• _What you should do_: Work out how many lines in the following entries contain the string "time", and write only that number.
Source material START
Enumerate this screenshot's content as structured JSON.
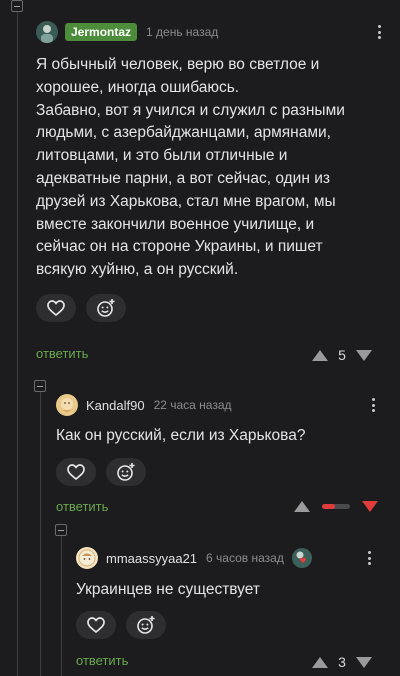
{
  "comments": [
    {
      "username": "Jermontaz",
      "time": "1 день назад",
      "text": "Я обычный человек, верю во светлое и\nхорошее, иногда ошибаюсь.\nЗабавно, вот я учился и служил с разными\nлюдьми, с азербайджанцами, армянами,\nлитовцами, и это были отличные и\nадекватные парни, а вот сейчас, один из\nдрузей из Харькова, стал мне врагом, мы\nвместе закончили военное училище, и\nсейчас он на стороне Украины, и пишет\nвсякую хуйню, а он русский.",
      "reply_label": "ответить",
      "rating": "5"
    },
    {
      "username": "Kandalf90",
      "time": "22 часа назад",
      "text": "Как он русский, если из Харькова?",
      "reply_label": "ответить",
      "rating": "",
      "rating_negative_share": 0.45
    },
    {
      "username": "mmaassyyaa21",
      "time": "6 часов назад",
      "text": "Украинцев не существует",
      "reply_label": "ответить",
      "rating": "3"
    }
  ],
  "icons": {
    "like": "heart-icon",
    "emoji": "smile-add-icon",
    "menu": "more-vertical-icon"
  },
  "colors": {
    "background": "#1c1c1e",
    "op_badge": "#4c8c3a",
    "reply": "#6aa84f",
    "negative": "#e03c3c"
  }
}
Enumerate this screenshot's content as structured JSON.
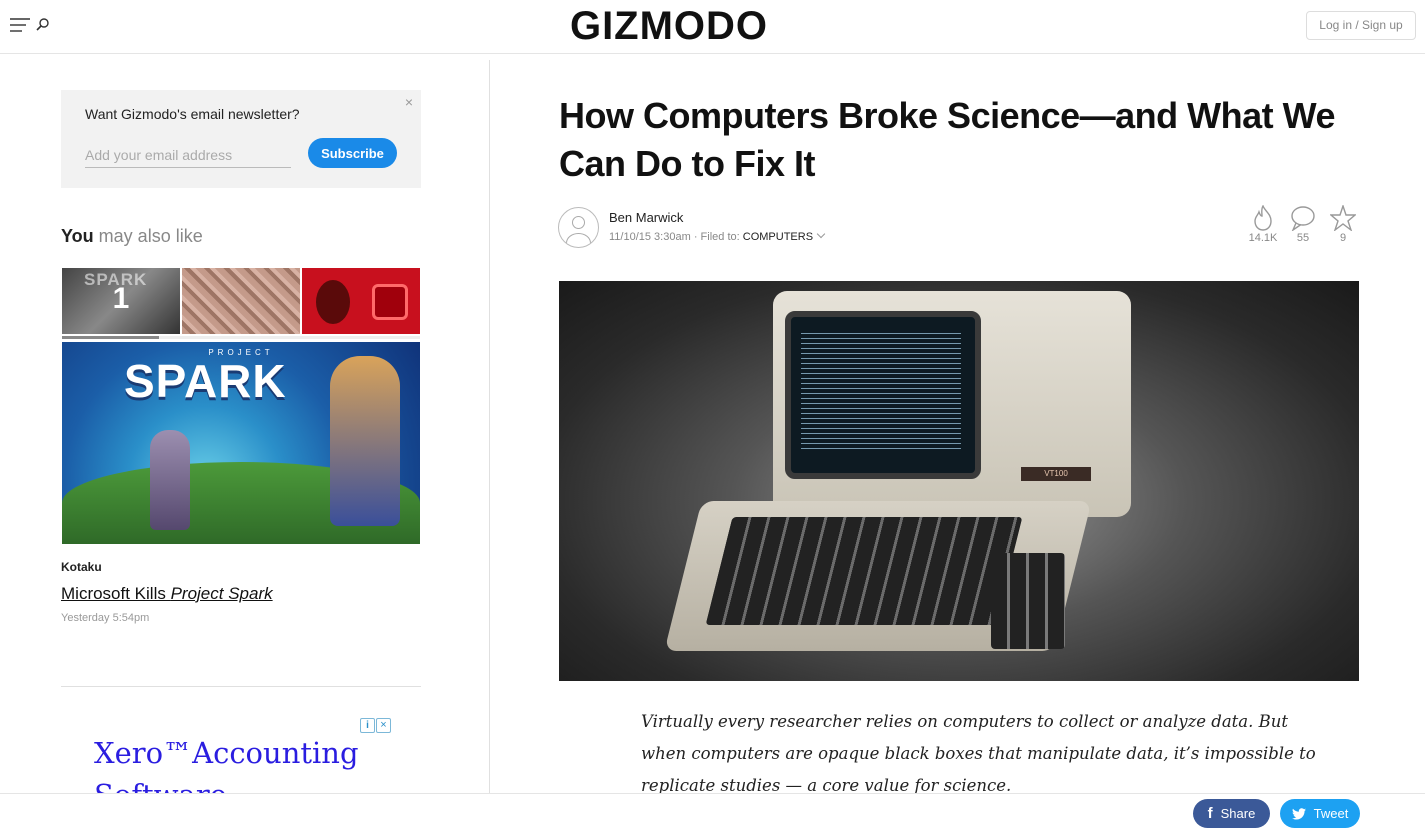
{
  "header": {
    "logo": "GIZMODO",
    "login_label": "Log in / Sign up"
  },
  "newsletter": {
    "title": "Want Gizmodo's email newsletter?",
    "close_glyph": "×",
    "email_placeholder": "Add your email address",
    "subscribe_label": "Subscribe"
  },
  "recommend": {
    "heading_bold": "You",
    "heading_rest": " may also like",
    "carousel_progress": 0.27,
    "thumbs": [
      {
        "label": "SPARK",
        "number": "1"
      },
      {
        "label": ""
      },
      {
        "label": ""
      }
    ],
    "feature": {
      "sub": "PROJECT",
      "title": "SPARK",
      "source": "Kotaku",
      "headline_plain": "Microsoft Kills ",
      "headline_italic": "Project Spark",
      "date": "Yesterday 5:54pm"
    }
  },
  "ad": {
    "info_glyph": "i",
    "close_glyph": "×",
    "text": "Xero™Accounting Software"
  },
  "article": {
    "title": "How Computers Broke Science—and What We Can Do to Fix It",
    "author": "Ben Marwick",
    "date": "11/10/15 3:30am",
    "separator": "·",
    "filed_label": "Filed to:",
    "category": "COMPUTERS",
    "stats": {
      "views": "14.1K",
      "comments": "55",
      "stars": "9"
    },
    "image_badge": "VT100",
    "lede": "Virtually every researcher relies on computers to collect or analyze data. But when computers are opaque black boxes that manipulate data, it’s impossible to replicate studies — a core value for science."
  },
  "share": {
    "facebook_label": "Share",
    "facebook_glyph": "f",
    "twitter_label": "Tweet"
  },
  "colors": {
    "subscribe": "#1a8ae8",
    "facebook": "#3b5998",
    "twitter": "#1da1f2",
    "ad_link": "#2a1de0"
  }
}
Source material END
• _Answer box_: 3